During World War II, the famous opening bars' suggestion of Morse Code became the powerful symbol of "V For Victory," the effective call-sign for the Allied Forces. Many relished the irony of a German's music galvanizing the Allied effort to defeat the Nazi war machine.
The symphony was drastically under-rehearsed at its premiere in Vienna, but its explosive statements still hit the audience like a thunderbolt. However Beethoven was criticized for the large orchestra required for this piece.
While it is commonly stated that the last movement of this piece is the first time the trombone and the piccolo were used in a concert symphony, it is not true. A year previously, the Swedish composer Joachim Nicolas Eggert specified trombones for his Symphony in E-flat major.
In 1976 Walter Murphy and the Big Apple Band had an American #1 with a disco version

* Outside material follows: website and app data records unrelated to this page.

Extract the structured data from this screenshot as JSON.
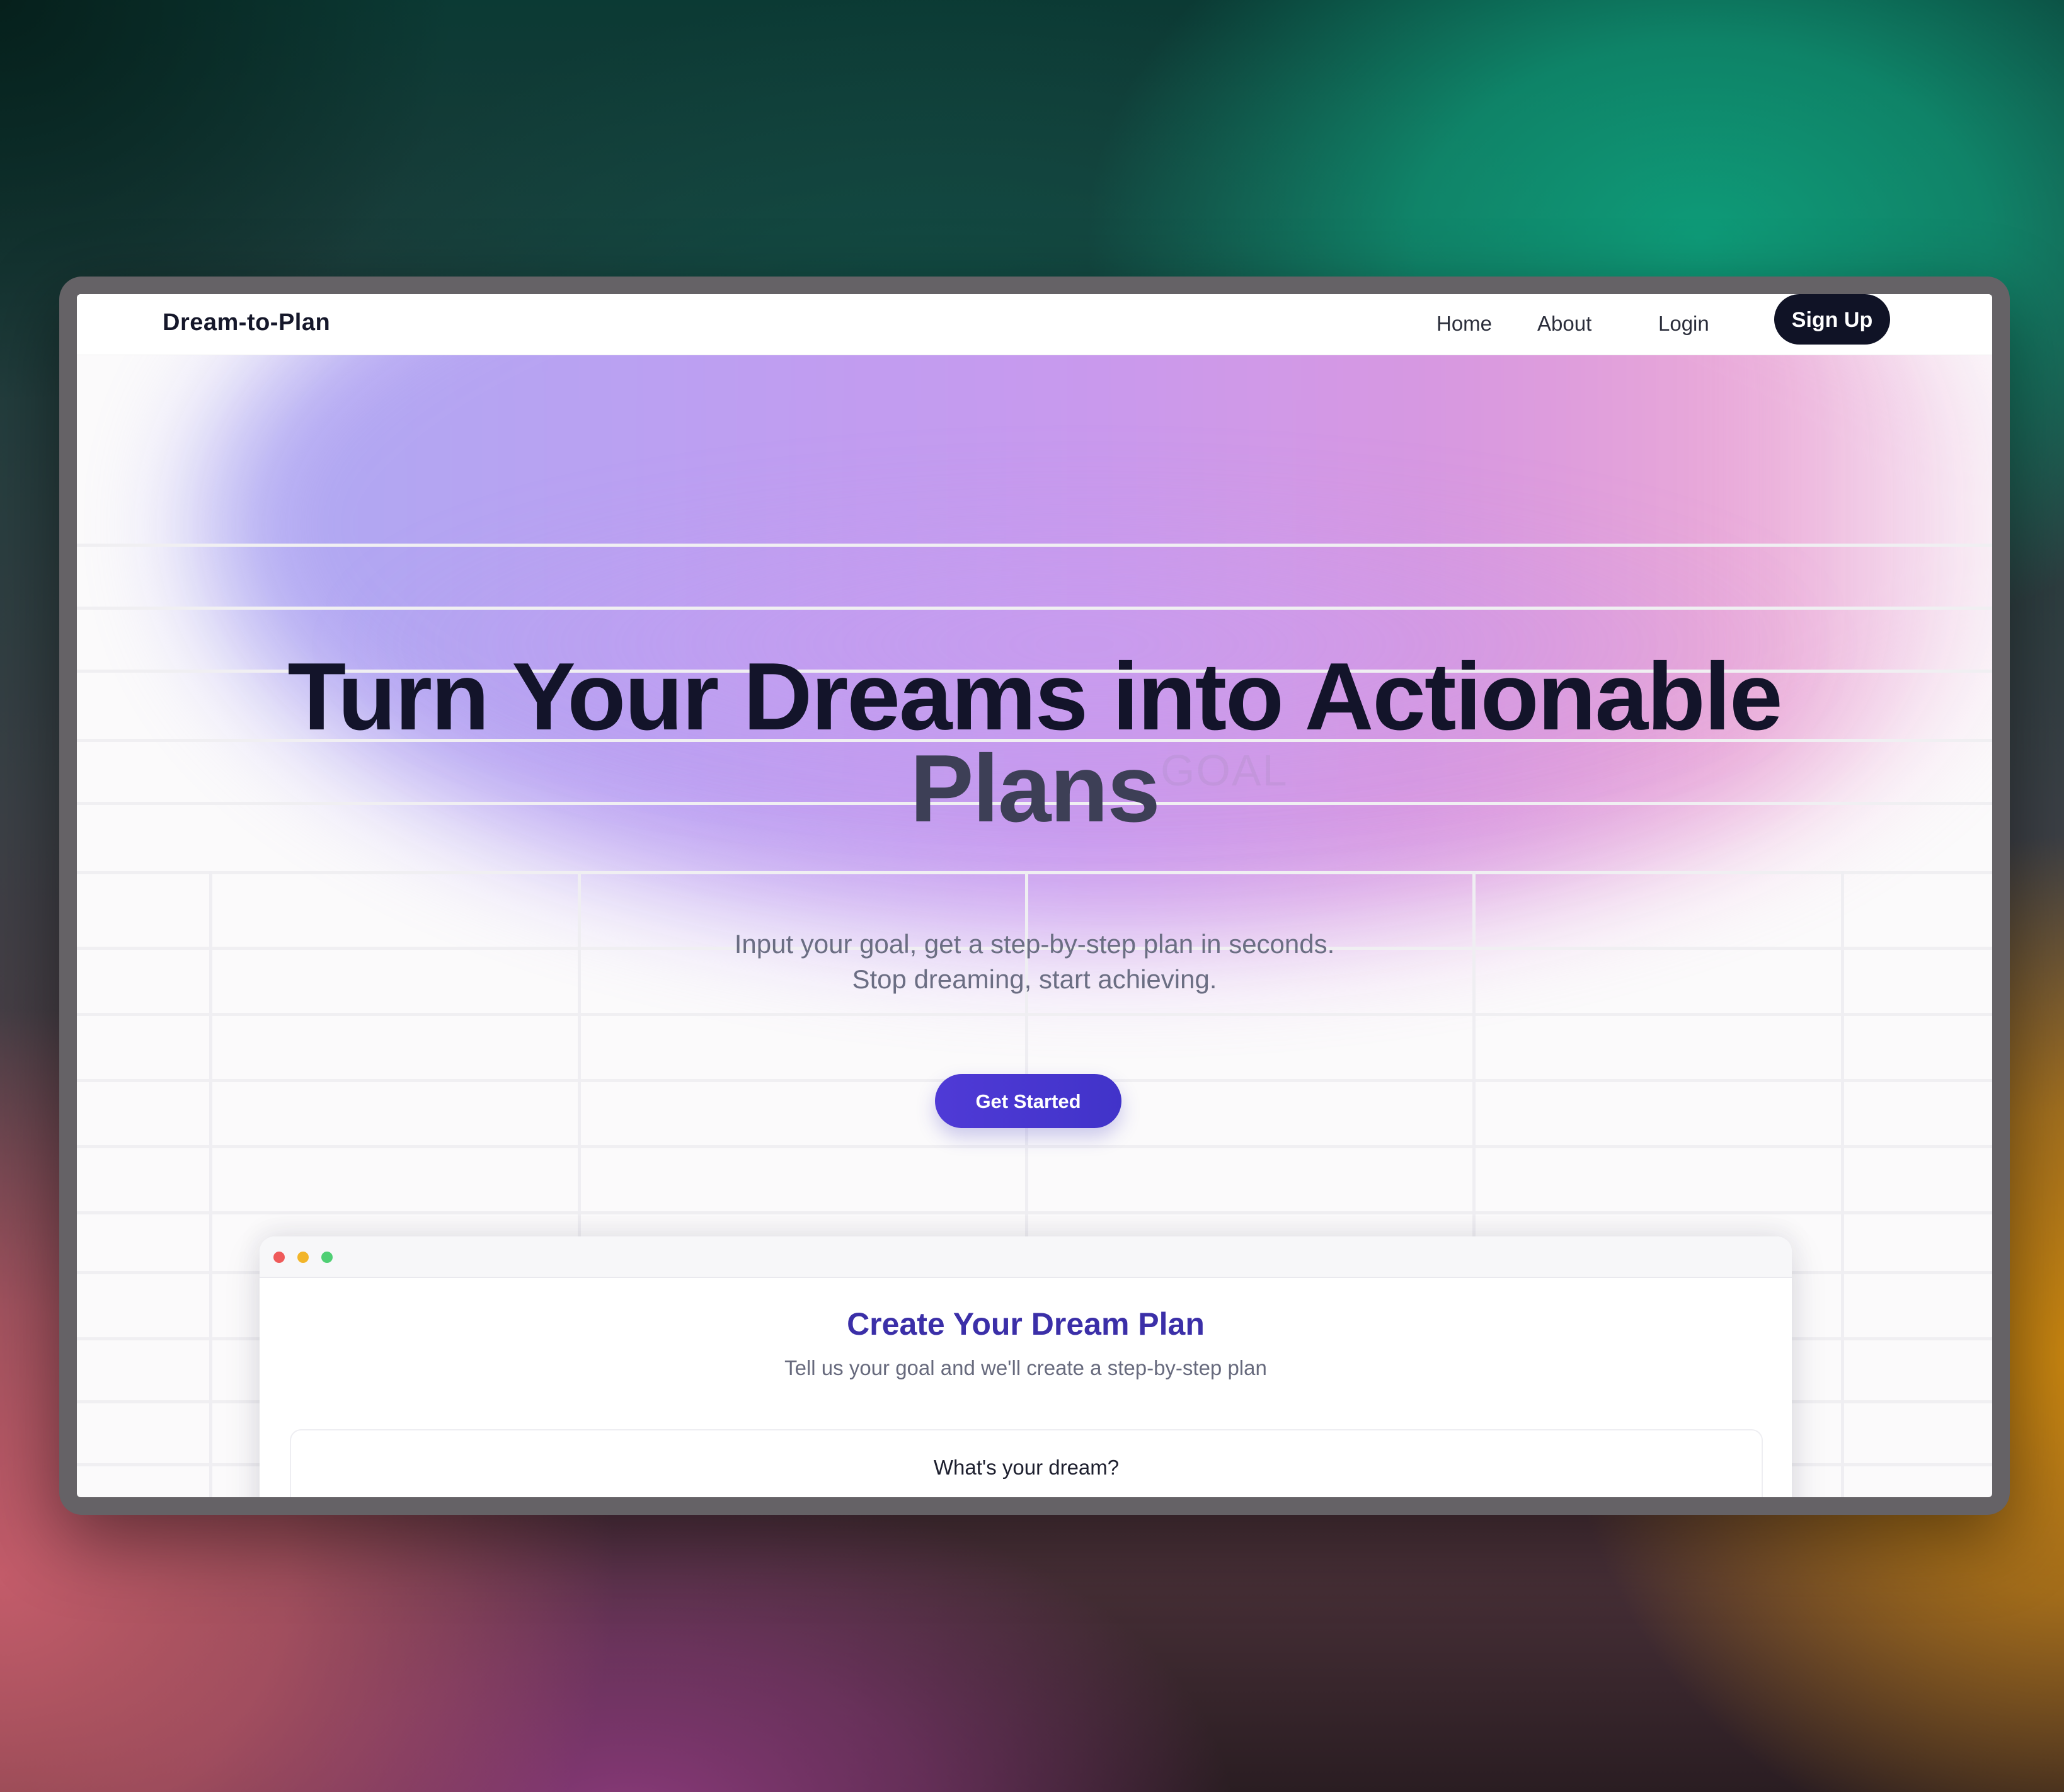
{
  "nav": {
    "brand": "Dream-to-Plan",
    "links": [
      {
        "label": "Home"
      },
      {
        "label": "About"
      },
      {
        "label": "Login"
      }
    ],
    "signup_label": "Sign Up"
  },
  "hero": {
    "headline_line1": "Turn Your Dreams into Actionable",
    "headline_line2": "Plans",
    "background_word": "GOAL",
    "subtitle_line1": "Input your goal, get a step-by-step plan in seconds.",
    "subtitle_line2": "Stop dreaming, start achieving.",
    "cta_label": "Get Started"
  },
  "mock_window": {
    "title": "Create Your Dream Plan",
    "subtitle": "Tell us your goal and we'll create a step-by-step plan",
    "form_label": "What's your dream?",
    "window_dots": [
      "#ef5a5a",
      "#f2b52a",
      "#4fcf74"
    ]
  },
  "colors": {
    "accent": "#4a37d0",
    "heading_dark": "#13142a",
    "mock_title": "#3b2fa8",
    "signup_bg": "#101326"
  }
}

of the symphony's first movement. ELO's elaborate eight-minute reworking of Chuck Berry's "Roll Over Beethoven
," included an opening musical quote and interpolations of material from this symphony.
Collaborating with T Bone Burnett, Leslie Phillips changed her name and left her Christian label behind. Robert Plant, who recorded one of her songs on Raising Sand
, is a fan.
Dean Friedman - "Ariel"
Dean's saga began with "Ariel," a song about falling in love with a Jewish girl from New Jersey.
Jon Foreman of Switchfoot
Switchfoot's frontman and main songwriter on what inspires the songs and how he got the freedom to say exactly
what he means.